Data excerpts
────────────────────

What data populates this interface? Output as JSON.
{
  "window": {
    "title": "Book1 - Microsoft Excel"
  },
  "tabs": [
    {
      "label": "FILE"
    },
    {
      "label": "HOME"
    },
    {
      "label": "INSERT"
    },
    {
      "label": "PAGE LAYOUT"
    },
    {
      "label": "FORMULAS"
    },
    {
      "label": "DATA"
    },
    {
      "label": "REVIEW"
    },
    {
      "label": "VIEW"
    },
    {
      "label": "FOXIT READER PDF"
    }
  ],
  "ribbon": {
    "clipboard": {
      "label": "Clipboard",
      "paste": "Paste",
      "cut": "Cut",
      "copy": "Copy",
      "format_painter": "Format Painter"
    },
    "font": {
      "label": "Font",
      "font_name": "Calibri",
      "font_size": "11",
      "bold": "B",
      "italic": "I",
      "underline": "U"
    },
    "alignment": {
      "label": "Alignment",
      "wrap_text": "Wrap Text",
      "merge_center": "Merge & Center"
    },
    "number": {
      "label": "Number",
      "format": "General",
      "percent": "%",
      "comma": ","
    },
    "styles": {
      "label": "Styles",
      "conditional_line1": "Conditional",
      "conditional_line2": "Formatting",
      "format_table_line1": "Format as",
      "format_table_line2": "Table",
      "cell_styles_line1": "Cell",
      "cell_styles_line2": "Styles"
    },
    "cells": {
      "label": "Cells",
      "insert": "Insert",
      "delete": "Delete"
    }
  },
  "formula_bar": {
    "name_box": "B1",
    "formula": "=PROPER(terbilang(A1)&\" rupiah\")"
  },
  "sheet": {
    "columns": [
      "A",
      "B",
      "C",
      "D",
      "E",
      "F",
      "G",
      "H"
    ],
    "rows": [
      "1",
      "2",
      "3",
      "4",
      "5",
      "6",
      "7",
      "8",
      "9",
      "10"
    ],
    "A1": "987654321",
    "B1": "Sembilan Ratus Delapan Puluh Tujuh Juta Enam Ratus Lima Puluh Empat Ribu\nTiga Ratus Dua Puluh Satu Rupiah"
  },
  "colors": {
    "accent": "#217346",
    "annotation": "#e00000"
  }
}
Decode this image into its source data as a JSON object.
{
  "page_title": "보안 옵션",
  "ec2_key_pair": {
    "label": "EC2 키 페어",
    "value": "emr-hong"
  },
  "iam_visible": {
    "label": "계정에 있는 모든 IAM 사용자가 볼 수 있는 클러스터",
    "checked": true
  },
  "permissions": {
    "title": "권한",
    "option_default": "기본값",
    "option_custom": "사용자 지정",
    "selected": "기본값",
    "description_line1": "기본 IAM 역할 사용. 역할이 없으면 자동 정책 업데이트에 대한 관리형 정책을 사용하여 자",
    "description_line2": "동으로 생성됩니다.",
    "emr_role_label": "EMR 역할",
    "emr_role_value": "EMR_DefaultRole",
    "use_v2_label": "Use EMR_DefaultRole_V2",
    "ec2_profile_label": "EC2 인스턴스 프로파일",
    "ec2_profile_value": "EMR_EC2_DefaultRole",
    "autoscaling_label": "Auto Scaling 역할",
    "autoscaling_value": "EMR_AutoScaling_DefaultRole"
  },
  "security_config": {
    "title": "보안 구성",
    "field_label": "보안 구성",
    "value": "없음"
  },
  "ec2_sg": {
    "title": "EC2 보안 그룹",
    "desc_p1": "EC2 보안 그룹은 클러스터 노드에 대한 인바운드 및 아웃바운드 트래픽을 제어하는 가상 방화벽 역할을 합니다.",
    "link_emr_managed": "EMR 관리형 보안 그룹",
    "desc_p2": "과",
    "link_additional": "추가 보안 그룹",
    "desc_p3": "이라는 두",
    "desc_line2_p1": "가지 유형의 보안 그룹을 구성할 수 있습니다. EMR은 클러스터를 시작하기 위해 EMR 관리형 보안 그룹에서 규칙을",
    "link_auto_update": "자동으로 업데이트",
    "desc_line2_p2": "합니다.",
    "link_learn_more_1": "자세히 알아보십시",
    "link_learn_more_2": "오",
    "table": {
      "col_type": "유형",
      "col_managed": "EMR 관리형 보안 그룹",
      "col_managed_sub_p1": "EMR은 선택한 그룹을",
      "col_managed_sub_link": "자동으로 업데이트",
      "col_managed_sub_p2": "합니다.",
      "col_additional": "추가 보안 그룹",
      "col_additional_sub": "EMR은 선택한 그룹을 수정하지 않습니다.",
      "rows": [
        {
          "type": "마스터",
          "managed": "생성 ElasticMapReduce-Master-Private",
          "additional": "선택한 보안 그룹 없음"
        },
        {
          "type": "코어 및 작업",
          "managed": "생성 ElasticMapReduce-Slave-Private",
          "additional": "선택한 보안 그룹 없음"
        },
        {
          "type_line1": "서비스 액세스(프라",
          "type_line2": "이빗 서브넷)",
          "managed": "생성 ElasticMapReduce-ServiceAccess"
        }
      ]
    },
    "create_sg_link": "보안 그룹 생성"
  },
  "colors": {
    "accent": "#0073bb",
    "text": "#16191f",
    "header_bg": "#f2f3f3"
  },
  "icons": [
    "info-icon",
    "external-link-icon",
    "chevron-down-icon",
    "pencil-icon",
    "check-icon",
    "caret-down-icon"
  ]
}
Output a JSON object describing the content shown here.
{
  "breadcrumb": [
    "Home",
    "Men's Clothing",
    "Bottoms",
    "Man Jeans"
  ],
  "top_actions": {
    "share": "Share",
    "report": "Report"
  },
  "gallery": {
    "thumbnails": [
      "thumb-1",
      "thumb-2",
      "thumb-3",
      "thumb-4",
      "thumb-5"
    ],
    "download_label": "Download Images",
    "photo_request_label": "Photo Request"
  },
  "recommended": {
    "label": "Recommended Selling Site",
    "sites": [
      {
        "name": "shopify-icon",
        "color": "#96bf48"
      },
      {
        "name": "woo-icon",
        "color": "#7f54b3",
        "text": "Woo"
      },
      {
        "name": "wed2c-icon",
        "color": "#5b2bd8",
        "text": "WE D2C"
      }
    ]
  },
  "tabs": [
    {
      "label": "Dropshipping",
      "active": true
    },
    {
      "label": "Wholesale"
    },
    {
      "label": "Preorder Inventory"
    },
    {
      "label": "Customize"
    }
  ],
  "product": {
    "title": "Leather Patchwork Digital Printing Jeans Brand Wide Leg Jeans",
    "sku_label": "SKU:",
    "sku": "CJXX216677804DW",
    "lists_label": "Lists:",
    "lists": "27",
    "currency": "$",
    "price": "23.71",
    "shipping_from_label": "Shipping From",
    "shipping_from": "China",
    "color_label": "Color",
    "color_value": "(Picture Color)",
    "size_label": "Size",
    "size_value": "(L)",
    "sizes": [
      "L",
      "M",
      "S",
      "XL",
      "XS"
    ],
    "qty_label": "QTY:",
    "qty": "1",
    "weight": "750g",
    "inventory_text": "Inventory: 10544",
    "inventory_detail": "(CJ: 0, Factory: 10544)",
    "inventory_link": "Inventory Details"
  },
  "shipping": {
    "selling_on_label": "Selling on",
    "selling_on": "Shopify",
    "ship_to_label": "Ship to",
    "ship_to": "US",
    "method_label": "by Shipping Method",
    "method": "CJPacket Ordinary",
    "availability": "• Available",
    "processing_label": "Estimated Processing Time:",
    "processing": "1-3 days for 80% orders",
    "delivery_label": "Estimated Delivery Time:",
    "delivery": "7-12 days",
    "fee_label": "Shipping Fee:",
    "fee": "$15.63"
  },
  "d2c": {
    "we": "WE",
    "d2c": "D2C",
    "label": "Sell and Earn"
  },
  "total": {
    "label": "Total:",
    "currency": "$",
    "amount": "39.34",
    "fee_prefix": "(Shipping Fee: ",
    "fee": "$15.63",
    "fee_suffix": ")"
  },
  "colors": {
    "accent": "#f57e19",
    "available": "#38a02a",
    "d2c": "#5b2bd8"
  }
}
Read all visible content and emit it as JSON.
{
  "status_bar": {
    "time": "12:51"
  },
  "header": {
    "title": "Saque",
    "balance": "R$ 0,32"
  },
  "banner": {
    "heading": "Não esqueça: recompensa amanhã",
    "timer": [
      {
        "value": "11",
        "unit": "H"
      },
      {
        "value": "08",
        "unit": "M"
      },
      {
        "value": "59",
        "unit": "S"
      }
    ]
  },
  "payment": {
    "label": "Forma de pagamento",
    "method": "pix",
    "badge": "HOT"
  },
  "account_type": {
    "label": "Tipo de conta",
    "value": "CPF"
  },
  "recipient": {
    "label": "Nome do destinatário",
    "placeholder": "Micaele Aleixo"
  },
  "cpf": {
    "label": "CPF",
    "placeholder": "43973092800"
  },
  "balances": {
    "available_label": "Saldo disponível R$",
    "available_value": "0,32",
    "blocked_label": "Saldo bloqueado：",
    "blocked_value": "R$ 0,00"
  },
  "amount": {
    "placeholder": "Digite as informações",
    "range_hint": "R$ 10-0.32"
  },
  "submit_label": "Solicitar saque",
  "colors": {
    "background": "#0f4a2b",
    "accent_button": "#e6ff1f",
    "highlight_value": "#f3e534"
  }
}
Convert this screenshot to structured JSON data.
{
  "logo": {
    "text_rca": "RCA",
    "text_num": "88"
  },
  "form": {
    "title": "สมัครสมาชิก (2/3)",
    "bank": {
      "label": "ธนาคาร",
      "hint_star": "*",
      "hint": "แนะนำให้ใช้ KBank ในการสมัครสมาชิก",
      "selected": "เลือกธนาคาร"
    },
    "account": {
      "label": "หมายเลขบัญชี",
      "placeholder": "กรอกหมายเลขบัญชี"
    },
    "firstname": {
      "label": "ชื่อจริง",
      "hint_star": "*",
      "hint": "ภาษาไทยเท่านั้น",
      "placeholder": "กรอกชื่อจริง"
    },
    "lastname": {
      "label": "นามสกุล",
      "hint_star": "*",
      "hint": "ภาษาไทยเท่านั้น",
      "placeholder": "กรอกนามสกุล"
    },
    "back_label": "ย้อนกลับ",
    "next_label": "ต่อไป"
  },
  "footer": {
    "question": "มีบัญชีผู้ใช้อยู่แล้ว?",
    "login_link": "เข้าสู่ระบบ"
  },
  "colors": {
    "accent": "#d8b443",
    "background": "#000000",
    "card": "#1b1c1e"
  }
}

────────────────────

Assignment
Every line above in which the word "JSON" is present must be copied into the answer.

Task output
What data populates this interface? Output as JSON.
Decode this image into its source data as a JSON object.
Output a JSON object describing the content shown here.
Read all visible content and emit it as JSON.
Convert this screenshot to structured JSON data.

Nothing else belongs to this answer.